• Source data:

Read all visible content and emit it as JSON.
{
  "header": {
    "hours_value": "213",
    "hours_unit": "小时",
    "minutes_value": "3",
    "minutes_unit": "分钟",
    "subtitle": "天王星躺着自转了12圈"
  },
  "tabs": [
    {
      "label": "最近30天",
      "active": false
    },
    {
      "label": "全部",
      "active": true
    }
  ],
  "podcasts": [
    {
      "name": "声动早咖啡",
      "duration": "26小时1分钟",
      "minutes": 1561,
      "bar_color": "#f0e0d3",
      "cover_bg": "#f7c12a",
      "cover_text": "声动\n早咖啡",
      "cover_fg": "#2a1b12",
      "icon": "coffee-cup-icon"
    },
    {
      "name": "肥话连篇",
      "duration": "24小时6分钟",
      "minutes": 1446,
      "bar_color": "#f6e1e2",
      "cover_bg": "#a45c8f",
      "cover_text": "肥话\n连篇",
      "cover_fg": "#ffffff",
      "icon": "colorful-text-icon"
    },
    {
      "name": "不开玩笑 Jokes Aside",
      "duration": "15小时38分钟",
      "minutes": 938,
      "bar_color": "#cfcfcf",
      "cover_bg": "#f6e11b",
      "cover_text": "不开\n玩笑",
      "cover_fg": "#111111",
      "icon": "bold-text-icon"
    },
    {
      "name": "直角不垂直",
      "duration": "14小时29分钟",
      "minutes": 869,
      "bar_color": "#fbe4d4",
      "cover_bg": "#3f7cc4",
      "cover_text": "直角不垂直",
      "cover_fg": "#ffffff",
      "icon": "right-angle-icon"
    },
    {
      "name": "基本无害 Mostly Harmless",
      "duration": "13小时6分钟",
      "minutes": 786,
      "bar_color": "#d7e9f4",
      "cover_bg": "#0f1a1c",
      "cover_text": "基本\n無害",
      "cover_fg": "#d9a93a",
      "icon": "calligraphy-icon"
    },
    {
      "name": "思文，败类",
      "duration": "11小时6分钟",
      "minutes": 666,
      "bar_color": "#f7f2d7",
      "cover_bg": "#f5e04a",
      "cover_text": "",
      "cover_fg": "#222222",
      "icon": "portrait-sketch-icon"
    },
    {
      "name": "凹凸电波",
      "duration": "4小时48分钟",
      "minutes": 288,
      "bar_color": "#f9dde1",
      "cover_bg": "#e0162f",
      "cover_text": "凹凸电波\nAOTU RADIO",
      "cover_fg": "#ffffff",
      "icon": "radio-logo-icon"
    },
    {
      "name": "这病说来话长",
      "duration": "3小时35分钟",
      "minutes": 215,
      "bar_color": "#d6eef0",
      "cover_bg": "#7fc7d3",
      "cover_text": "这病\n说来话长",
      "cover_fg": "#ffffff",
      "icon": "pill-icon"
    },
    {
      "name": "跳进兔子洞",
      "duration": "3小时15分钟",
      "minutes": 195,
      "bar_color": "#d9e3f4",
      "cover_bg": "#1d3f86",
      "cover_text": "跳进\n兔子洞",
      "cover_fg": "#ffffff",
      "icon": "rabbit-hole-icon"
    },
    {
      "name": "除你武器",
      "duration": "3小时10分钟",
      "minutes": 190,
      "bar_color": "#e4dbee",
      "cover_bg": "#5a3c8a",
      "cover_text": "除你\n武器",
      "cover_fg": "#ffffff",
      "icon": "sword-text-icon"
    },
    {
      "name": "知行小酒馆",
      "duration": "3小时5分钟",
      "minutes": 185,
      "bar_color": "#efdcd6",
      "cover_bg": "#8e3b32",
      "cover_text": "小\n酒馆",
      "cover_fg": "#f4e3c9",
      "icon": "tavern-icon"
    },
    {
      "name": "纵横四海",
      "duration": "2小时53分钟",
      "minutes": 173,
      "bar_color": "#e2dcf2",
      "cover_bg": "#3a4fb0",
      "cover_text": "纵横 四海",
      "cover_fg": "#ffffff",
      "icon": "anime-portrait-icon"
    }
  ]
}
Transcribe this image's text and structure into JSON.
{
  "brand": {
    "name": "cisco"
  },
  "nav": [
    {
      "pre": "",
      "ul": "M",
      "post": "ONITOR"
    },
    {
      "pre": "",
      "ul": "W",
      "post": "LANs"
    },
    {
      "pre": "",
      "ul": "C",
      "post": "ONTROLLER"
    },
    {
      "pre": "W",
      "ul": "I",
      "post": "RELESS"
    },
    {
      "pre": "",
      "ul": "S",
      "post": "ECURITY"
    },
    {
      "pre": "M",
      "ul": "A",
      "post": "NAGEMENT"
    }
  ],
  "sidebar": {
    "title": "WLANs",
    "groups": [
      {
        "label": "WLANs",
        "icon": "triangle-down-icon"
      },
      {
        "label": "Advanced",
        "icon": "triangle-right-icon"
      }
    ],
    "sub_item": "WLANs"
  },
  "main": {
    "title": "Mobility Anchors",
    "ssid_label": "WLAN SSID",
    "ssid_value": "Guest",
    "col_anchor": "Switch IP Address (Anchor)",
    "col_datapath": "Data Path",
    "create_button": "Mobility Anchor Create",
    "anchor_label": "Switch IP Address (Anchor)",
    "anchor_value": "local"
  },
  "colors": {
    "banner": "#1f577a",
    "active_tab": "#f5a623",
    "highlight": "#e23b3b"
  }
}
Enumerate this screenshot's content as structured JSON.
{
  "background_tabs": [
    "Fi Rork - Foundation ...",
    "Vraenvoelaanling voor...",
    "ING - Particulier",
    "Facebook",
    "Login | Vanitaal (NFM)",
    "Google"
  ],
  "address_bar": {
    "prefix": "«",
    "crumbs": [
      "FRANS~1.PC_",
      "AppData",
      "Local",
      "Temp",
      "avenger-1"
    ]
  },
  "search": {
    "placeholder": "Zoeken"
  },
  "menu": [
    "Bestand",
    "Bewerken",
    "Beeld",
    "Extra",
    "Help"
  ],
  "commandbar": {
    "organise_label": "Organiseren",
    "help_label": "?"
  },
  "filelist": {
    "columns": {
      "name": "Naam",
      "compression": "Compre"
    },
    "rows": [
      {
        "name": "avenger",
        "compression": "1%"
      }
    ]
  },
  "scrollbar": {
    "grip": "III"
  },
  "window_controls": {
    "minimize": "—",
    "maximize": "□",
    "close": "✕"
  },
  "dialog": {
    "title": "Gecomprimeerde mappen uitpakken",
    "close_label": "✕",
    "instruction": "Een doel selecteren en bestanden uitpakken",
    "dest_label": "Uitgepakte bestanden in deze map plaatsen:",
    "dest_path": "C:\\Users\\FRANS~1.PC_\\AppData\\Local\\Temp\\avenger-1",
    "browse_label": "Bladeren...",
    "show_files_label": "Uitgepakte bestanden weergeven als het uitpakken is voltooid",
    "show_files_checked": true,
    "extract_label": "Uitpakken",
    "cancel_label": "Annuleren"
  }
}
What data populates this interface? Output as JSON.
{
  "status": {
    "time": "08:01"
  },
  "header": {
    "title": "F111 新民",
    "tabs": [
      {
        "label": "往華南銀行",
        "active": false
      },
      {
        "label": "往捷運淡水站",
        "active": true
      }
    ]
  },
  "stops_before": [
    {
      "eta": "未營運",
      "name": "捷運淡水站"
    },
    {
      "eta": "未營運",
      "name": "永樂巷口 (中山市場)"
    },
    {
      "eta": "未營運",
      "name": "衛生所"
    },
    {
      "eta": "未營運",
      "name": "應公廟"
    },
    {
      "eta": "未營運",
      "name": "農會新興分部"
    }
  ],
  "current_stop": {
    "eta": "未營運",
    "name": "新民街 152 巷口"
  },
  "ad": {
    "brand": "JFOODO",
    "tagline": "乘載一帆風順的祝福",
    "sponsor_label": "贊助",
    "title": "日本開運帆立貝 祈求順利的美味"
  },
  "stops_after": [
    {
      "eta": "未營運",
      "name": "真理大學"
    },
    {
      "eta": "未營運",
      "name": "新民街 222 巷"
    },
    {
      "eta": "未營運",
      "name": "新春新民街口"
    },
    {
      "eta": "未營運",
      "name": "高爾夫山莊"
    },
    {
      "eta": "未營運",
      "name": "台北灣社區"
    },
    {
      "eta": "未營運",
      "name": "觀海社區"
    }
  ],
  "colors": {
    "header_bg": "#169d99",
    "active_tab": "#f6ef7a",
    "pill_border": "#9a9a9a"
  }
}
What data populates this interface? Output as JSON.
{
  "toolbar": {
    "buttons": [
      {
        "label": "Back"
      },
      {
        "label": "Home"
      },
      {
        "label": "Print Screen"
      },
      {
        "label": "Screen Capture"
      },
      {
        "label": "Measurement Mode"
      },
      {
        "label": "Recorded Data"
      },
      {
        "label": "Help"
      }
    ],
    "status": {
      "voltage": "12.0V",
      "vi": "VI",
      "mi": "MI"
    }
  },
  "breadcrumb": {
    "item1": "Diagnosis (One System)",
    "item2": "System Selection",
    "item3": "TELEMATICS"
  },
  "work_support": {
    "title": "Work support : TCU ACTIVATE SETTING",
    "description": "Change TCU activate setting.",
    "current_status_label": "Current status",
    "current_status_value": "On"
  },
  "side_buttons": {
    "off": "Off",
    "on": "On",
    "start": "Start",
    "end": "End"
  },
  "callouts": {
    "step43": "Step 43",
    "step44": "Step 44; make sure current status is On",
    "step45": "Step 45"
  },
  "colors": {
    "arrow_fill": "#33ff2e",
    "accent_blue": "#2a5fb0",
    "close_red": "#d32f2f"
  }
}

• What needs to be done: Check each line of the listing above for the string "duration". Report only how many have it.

• Solution to the exercise: 12